Organizations looking to enhance their unified communications and collaboration capabilities have an abundance of technological innovations at their disposal, but many UC&C vendors aren't unifying their collaborative tools in ways that fit with users' accustomed ways of working. How much should users adapt to these developing applications? Which UC&C vendors provide the most convenient collaborative tools?
To find the answers to these and other questions, SearchUnifiedCommunications.com talked with Zeus Kerravala, founder and principal analyst at ZK Research. He has more than 10 years of experience as analyst, senior analyst and expert in the networking and UC&C technology space.

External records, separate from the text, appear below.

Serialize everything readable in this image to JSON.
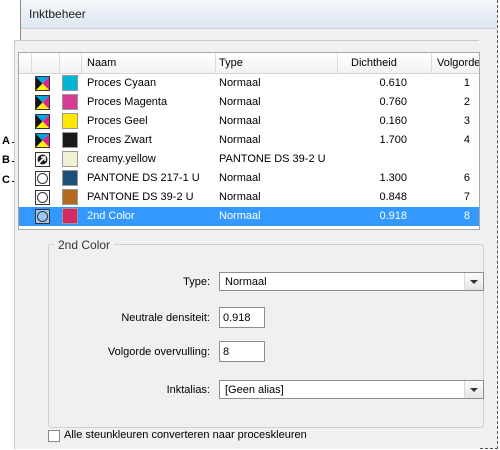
{
  "window": {
    "title": "Inktbeheer"
  },
  "list": {
    "columns": [
      "Naam",
      "Type",
      "Dichtheid",
      "Volgorde"
    ],
    "rows": [
      {
        "name": "Proces Cyaan",
        "type": "Normaal",
        "density": "0.610",
        "order": "1",
        "color": "#00b5d8",
        "icon": "process-ink-icon"
      },
      {
        "name": "Proces Magenta",
        "type": "Normaal",
        "density": "0.760",
        "order": "2",
        "color": "#d63b95",
        "icon": "process-ink-icon"
      },
      {
        "name": "Proces Geel",
        "type": "Normaal",
        "density": "0.160",
        "order": "3",
        "color": "#ffe800",
        "icon": "process-ink-icon"
      },
      {
        "name": "Proces Zwart",
        "type": "Normaal",
        "density": "1.700",
        "order": "4",
        "color": "#1a1a1a",
        "icon": "process-ink-icon"
      },
      {
        "name": "creamy.yellow",
        "type": "PANTONE DS 39-2 U",
        "density": "",
        "order": "",
        "color": "#f4f0d6",
        "icon": "ink-alias-icon"
      },
      {
        "name": "PANTONE DS 217-1 U",
        "type": "Normaal",
        "density": "1.300",
        "order": "6",
        "color": "#1d4f7a",
        "icon": "spot-ink-icon"
      },
      {
        "name": "PANTONE DS 39-2 U",
        "type": "Normaal",
        "density": "0.848",
        "order": "7",
        "color": "#b36a1e",
        "icon": "spot-ink-icon"
      },
      {
        "name": "2nd Color",
        "type": "Normaal",
        "density": "0.918",
        "order": "8",
        "color": "#d22b63",
        "icon": "spot-ink-icon",
        "selected": true
      }
    ]
  },
  "callouts": {
    "a": "A",
    "b": "B",
    "c": "C"
  },
  "details": {
    "group_title": "2nd Color",
    "type_label": "Type:",
    "type_value": "Normaal",
    "density_label": "Neutrale densiteit:",
    "density_value": "0.918",
    "order_label": "Volgorde overvulling:",
    "order_value": "8",
    "alias_label": "Inktalias:",
    "alias_value": "[Geen alias]"
  },
  "convert_all_label": "Alle steunkleuren converteren naar proceskleuren",
  "colors": {
    "selection": "#3399ff"
  }
}
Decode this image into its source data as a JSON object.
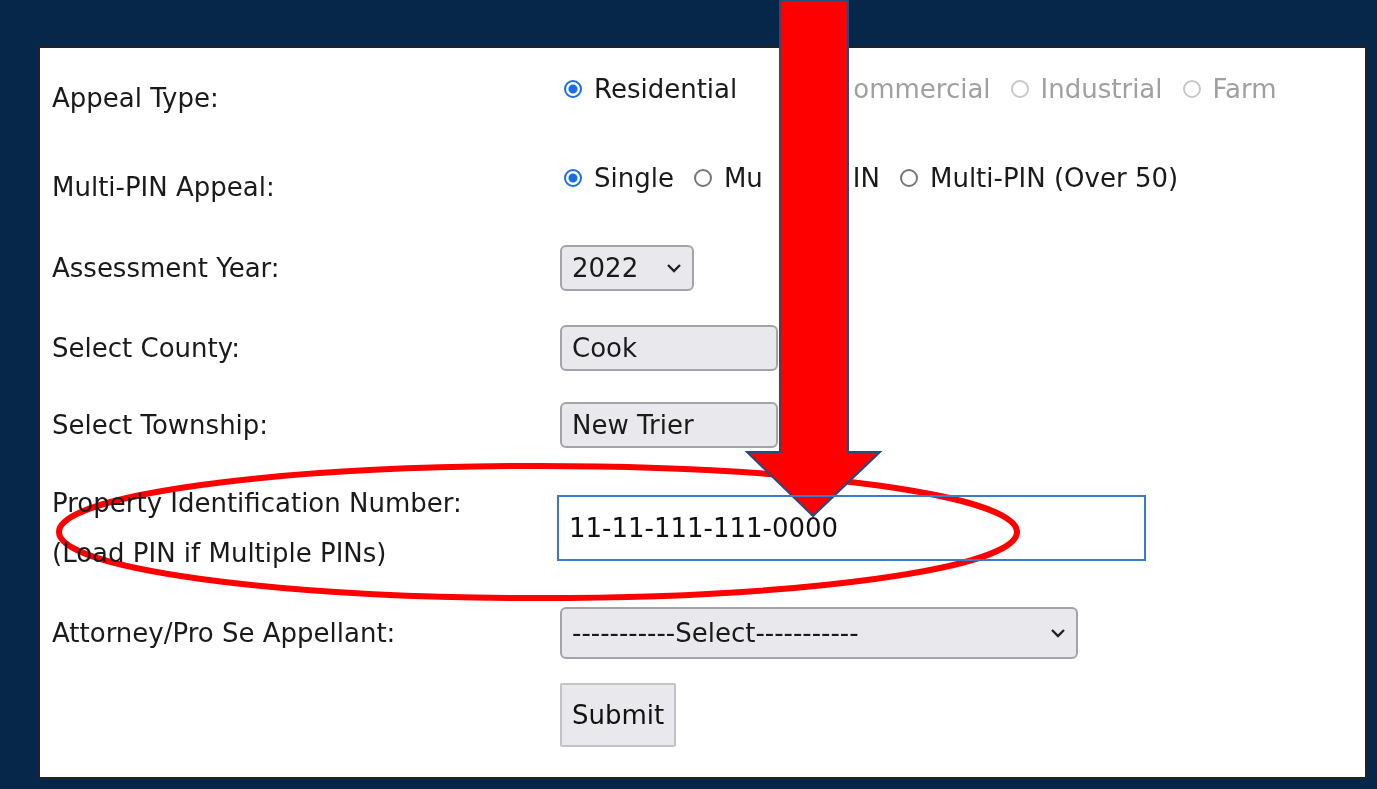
{
  "form": {
    "appeal_type": {
      "label": "Appeal Type:",
      "options": [
        {
          "label_parts": [
            "Residential"
          ],
          "selected": true,
          "disabled": false
        },
        {
          "label_parts": [
            "ommercial"
          ],
          "disabled": true
        },
        {
          "label_parts": [
            "Industrial"
          ],
          "selected": false,
          "disabled": true
        },
        {
          "label_parts": [
            "Farm"
          ],
          "selected": false,
          "disabled": true
        }
      ]
    },
    "multi_pin": {
      "label": "Multi-PIN Appeal:",
      "options": [
        {
          "label_parts": [
            "Single"
          ],
          "selected": true,
          "disabled": false
        },
        {
          "label_parts": [
            "Mu",
            "IN"
          ],
          "selected": false,
          "disabled": false
        },
        {
          "label_parts": [
            "Multi-PIN (Over 50)"
          ],
          "selected": false,
          "disabled": false
        }
      ]
    },
    "assessment_year": {
      "label": "Assessment Year:",
      "value": "2022"
    },
    "county": {
      "label": "Select County:",
      "value": "Cook"
    },
    "township": {
      "label": "Select Township:",
      "value": "New Trier"
    },
    "pin": {
      "label": "Property Identification Number:",
      "sublabel": "(Load PIN if Multiple PINs)",
      "value": "11-11-111-111-0000"
    },
    "attorney": {
      "label": "Attorney/Pro Se Appellant:",
      "value": "-----------Select-----------"
    },
    "submit": "Submit"
  }
}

What are unified communication and collaboration application vendors doing to enable better collaboration?
Zeus Kerravala: The problem with [UC&C] has been that it's not unified. Part of the problem is that all of the UC&C vendor portfolios were built through acquisitions.
The best collaborative session is sitting with someone in a conference room. So, the closer you can get to that type of interaction, the more effective the collaboration tool is. Companies today don't give us that type of user experience. In the UC&C industry, there are several collaborative tools to choose from, but those tools often force users to adjust their work styles.
For example, let's say two people wanted to share data and video chat; they would want to use Web conferencing, like WebEx to collaborate. In a utopian world, if we were sitting in the same conference room, I would hand you a document and say, 'Let me show you what I wrote.' In a WebEx session I would need to pass you the ball for you to share with me what you've done, and then I would have to wait for you to pass the session control back to me so that I could share with you what I've done.
Video conferencing also changes the way we work. If you're not sitting in exactly the right spot or if you have too many people, you have to rely on active switching technology to see the active speaker. But if a sales manager wants to observe someone who isn't speaking, to gage a customer's reactions, they're not going to see them unless they ask that person to cough or tap the table to direct the camera toward them. The problem with a lot of these technologies is that the system determines what you see or you have to adjust your work style to make those tools effective.
If we're going to create better virtual collaborative tools, they need to fit into the way we work and be more natural than they are today. Instead of fiddling with a WebEx URL or figuring out how to connect on a video session, workers go back to the most common denominator, which is email and voice. You can work with those, but you can't really collaborate with them.
How should the collaboration market evolve to incorporate mobile devices?
Kerravala: If we're really going to use these collaborative tools better, then the nature of these apps needs to be better. The worker becomes the integration point for many of these collaboration technologies. For example, if I'm using a smartphone and I'm in a fixed location with a lot of bandwidth, I have the ability to hold a video call. If I'm driving, I should probably voice or chat. But collaboration applications have a lot of information about your location, and the user shouldn't be the one picking the best method to communicate in a mobile scenario. Instead, the system should be smart enough to know whether each device is in motion and what the best connectivity type is.
The technology to do this is there, but it's a matter of putting it all together. Here's where the evolution has to be. Right now, we've been creating these siloed applications and dropping them in one at a time. We haven't thought about really making this a unified experience. There's too much work on the user front end to make effective virtual collaboration tools. They need a lot more integration and automation by the vendors to make this happen.
How can enterprises get on board with using collaborative software?
Kerravala: Enterprises have little incentive to change. Employees work a certain way with the processes they know, and they typically work well. But just because people get comfortable working with a certain process doesn't mean that they don't want to improve that process. There's a lack of awareness of what could be done.
Call centers have been the early adopters of collaborative technology. Call center managers understand that if you shave X seconds off a call, it improves productivity. In any organization, you have someone who understands how these applications could help your processes. A high-level manager needs to understand how these collaborative products can be inserted and improved.
There's nobody who's really looking at how the technology can improve business processes and therefore, nobody who's really driving UC collaborative technology. IT operations don't want to do it because they don't want to deploy more tools than they can manage.
What are UC&C vendors giving organizations to better collaborate?
Kerravala: People would rather have more functionality in the apps they're already using. Embedding elements into one interface makes applications better. Take click-to-call functionalities in phones, for example. If I leave an app I'm in, in order to dial somebody, I'm probably not going to make that call. Lots of times, I sit at my desk and call from my mobile phone because I can scroll down and dial.
I've been disappointed with current UC&C apps. There is a little visual collaboration startup in Ottawa called Magor, though, [that's moving in the direction of unifying applications]. The product is a desktop sharing application that gives you a 1080p screen to add as many video sessions as you need. It's a completely flexible workspace that allows you to customize your screen as you want. I can have as many apps as I want, share with whom I want and then put the emphasis on what I want. Collaboration applications need to let users decide how to present UC&C information.